Lost opportunity in A level review
- 09 September 2013
SCORE has serious concerns about the decision by Ofqual to push ahead with introducing new science A levels for first teaching in September 2015.
The decision is based on evidence presented in Professor Mark Smith's report on A level reform, published on Friday 6th September.
The statement from SCORE – a partnership of the Association for Science Education, the Institute of Physics, the Royal Society, the Royal Society of Chemistry and the Society of Biology – highlights that the learned societies have not been involved in any meaningful way in discussions around the content of A level, despite claims to the contrary in Professor Smith's report.
SCORE's statement: "We support Mr. Gove's notion that the main users of A levels - higher education and employers – should have a stronger say in devising A level content. We do not believe, however, that the process used for reform has been effective in achieving this.

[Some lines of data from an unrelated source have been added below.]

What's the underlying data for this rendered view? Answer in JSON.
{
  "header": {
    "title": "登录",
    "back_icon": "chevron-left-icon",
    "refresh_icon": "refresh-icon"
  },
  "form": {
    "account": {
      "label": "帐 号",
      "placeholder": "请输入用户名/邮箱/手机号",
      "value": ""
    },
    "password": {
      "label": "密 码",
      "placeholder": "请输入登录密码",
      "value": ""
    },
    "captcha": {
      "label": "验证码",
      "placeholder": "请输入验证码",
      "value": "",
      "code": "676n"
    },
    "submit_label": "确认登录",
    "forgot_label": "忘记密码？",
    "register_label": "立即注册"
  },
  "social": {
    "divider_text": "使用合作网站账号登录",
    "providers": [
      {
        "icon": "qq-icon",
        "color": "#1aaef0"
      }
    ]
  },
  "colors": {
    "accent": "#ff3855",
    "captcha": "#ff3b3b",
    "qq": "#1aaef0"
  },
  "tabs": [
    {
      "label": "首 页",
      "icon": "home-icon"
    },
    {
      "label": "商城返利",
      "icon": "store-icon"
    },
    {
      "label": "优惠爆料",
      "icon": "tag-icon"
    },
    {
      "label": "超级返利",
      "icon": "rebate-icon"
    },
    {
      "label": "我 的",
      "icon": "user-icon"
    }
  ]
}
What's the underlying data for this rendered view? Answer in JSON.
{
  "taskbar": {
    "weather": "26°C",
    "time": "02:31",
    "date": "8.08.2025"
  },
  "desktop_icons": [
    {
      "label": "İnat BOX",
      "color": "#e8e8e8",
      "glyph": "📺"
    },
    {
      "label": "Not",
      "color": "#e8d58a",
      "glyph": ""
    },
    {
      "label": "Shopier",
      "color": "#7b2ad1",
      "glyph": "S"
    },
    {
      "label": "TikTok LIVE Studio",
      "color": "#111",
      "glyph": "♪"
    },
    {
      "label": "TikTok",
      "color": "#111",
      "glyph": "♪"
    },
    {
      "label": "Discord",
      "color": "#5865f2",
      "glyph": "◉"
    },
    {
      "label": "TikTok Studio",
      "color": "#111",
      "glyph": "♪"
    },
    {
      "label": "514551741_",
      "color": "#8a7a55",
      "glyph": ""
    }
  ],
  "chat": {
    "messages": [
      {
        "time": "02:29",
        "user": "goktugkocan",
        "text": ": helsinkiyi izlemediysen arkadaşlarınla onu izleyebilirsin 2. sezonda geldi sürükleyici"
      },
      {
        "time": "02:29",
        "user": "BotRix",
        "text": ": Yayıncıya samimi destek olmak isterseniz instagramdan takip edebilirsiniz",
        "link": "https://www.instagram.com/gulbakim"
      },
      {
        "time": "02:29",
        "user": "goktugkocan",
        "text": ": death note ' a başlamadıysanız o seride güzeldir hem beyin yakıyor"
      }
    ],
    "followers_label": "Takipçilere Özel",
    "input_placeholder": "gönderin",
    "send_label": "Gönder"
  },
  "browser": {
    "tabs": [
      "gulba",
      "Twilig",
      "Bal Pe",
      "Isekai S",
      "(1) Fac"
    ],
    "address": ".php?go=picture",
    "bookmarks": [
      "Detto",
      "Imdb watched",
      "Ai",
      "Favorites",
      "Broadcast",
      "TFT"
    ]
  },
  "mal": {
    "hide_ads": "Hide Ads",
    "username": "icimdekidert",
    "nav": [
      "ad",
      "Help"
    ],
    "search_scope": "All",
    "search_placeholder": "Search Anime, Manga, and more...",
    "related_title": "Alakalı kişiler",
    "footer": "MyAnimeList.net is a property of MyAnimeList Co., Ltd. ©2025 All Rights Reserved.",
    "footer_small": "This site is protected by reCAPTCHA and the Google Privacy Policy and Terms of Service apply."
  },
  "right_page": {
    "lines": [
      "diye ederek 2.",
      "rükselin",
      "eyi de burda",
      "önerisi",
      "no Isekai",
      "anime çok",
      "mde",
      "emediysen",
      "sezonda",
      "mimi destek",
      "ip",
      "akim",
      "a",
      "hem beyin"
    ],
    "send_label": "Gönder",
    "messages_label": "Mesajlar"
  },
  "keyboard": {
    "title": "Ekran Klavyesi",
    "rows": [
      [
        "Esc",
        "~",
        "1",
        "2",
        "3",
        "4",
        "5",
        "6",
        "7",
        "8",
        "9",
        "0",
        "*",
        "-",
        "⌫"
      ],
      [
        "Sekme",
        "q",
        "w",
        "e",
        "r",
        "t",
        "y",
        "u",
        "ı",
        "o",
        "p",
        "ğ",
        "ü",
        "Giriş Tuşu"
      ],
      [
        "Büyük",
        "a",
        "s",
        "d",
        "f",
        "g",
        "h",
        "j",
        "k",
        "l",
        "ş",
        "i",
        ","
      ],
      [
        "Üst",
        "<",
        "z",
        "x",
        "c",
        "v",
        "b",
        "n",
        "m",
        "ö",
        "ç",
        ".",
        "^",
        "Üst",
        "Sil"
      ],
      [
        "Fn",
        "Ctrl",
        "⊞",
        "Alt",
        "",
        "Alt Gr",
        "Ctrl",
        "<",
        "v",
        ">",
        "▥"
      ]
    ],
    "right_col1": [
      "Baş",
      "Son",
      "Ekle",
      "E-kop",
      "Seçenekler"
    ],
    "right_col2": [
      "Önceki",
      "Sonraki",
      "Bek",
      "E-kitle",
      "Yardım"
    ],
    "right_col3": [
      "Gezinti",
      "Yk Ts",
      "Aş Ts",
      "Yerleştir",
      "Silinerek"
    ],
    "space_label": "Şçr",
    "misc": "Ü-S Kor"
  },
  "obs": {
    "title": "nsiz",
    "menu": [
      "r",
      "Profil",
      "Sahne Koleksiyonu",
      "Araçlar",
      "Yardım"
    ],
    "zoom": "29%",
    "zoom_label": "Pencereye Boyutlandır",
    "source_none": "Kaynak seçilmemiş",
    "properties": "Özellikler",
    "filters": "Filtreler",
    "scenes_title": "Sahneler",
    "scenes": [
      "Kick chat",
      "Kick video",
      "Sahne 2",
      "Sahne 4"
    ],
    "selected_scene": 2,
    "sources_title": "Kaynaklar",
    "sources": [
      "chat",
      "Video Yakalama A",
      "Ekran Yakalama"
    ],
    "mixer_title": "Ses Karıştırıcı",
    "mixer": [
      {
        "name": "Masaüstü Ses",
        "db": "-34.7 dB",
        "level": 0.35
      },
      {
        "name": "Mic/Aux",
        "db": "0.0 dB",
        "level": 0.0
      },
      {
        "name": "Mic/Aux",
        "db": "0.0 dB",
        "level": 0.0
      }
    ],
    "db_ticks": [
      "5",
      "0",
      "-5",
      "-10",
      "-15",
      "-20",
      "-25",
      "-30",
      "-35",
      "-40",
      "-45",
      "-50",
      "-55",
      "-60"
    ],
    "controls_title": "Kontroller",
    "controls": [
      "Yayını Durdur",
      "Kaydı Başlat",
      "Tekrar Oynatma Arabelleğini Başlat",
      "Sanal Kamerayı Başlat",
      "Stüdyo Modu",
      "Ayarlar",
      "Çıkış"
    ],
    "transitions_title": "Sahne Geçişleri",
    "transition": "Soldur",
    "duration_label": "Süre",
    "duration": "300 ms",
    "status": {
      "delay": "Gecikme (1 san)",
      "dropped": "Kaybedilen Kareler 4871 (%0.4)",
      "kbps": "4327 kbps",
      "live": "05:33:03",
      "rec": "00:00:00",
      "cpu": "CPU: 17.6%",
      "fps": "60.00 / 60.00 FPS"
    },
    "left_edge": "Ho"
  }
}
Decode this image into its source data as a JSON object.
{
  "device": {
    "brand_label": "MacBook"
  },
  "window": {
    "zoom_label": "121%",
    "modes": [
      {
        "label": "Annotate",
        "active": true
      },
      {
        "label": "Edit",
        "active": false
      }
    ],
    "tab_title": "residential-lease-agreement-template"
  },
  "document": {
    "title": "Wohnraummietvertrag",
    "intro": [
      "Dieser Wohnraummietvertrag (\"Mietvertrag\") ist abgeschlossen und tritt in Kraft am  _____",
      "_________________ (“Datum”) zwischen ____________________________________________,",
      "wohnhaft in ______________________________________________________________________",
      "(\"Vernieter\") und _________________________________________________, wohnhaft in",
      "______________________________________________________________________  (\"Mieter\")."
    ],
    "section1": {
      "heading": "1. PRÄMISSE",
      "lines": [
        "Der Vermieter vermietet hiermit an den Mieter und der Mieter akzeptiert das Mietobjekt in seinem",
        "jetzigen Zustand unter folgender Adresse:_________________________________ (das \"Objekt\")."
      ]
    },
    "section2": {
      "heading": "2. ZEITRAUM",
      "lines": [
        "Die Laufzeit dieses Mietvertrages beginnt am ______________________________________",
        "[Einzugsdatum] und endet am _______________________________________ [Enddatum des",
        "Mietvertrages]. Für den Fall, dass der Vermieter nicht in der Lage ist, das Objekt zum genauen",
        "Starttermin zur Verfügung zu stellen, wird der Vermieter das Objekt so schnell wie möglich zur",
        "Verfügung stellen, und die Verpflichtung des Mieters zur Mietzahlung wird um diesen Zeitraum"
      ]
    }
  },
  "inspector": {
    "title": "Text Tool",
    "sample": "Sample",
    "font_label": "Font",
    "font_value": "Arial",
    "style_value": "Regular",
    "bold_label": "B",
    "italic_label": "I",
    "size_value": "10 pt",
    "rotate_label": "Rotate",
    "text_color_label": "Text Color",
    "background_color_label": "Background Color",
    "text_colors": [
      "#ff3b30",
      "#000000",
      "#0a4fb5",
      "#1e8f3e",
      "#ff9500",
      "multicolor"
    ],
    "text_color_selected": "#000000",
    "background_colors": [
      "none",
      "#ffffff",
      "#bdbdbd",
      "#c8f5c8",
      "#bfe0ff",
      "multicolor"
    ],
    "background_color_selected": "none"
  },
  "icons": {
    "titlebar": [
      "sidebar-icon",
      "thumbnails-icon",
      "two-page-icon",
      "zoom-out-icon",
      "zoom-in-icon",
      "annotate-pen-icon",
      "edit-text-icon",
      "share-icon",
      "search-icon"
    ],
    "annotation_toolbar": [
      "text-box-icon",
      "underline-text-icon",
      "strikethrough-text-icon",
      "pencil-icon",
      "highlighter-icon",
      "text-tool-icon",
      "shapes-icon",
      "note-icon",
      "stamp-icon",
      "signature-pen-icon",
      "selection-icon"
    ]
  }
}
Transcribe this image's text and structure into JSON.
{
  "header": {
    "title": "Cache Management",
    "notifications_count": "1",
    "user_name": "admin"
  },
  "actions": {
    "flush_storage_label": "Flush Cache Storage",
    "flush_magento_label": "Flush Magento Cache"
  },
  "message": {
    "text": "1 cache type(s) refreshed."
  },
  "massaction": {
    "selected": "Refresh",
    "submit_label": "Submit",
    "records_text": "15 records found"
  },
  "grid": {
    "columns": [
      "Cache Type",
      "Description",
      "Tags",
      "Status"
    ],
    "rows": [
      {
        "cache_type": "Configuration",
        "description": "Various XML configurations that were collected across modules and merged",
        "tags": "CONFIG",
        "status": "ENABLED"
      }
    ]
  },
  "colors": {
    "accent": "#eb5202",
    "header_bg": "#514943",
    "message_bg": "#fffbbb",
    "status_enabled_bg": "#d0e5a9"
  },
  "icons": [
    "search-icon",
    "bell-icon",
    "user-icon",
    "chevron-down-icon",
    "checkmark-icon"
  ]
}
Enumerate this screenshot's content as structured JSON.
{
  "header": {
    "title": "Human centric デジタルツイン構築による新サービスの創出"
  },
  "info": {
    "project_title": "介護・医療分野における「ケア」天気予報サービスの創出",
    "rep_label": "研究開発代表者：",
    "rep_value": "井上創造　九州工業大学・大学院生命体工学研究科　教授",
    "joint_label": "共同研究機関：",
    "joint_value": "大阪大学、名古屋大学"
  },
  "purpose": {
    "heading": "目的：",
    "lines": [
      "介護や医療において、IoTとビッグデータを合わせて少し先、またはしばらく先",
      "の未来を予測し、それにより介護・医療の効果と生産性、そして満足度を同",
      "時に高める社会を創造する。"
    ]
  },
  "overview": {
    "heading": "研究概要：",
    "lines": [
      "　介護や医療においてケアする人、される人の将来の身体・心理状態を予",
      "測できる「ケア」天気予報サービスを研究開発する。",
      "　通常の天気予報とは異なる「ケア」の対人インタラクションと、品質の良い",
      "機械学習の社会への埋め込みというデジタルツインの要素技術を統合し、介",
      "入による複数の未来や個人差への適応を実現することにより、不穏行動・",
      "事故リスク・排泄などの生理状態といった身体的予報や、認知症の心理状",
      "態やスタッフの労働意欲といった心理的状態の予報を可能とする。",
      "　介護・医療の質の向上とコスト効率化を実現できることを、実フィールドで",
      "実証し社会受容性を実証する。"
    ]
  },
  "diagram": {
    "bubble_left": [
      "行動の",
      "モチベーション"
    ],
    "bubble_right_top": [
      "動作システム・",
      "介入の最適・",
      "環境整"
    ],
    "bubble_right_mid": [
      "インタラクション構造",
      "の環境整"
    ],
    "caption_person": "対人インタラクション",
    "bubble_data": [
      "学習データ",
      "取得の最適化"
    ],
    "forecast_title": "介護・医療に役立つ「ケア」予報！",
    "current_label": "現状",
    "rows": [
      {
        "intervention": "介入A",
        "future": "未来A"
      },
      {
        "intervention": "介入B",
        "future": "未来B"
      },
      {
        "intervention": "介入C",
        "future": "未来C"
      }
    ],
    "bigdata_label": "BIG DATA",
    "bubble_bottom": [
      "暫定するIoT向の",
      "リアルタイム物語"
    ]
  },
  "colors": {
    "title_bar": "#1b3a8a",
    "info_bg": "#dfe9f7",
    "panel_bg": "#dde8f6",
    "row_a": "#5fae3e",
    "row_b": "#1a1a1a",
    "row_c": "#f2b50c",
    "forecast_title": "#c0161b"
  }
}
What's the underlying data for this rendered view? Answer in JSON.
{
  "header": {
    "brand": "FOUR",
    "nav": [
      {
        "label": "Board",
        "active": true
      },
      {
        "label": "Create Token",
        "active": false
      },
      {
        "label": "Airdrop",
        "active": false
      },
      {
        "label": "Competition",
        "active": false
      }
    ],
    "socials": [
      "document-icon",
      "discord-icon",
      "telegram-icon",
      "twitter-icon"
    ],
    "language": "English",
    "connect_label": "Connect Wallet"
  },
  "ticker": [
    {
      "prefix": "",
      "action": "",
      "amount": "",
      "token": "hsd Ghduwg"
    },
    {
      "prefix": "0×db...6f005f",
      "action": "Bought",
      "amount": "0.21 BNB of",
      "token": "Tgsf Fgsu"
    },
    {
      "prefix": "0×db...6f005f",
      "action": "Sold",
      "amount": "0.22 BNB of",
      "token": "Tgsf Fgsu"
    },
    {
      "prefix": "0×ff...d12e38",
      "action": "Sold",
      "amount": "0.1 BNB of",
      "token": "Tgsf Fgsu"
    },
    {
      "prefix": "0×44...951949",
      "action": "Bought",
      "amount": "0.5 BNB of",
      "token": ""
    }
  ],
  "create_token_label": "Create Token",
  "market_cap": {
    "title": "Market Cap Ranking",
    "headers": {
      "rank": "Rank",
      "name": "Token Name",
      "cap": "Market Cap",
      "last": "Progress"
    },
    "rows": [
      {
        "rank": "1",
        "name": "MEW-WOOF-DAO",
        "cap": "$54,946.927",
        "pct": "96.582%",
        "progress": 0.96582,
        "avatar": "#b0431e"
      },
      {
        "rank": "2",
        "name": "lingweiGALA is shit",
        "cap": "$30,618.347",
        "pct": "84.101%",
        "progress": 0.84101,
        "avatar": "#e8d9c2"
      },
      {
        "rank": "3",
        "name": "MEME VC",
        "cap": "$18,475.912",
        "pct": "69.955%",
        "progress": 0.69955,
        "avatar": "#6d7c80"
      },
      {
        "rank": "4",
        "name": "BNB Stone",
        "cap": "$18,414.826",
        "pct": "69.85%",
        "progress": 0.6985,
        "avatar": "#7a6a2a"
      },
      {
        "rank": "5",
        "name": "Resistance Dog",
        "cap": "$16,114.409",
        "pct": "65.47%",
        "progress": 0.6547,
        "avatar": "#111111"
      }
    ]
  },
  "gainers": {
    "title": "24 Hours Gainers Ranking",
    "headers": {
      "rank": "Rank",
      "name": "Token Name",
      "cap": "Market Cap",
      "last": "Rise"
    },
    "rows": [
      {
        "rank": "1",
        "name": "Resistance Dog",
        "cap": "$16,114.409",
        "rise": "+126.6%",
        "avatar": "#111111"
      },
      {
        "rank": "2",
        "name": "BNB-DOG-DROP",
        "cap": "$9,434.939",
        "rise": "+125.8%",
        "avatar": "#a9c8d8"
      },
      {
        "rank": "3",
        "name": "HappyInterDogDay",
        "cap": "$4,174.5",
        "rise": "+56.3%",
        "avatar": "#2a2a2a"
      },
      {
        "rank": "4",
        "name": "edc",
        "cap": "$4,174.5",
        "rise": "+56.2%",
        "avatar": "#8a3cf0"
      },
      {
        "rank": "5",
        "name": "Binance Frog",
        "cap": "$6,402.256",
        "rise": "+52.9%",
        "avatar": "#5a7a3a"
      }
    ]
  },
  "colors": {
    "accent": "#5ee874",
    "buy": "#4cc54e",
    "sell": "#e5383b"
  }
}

"The learned societies within SCORE represent the three core sciences in schools – biology, chemistry and physics – and are ideally placed to play a leading role in any qualifications reform, being independent and able to bring together all of the stakeholders concerned.
"However, despite claims to the contrary throughout the report published on Friday, SCORE has not been involved in any meaningful way in discussions around the content of the science A levels.
"As it stands, the process will not improve the process of assessment or build coherence between the sciences and mathematics.
"From the outset, SCORE has highlighted its main concern is with assessment of A level qualifications in the sciences because we believe that without significant change to the current assessment, we will fail to tackle the underlying issues of students lacking the appropriate skills. SCORE is not confident that the problems inherent in assessment can be resolved on the timescale laid out.
"The subject associations within SCORE wrote to Professor Smith outlining serious concerns with the review he was undertaking, offering to work with Ofqual and the Russell Group to address shortfalls with the qualifications in their subjects, but this offer was not acted upon.
"We remain committed to ensuring that A levels are high quality qualifications that equip students with the appropriate knowledge and skills needed for progression to a range of destinations, and believe that our organisations offer the best route for ensuring that multiple interests are properly represented. We continue to welcome the opportunity to discuss with Ofqual and the awarding organisations how this can best be achieved."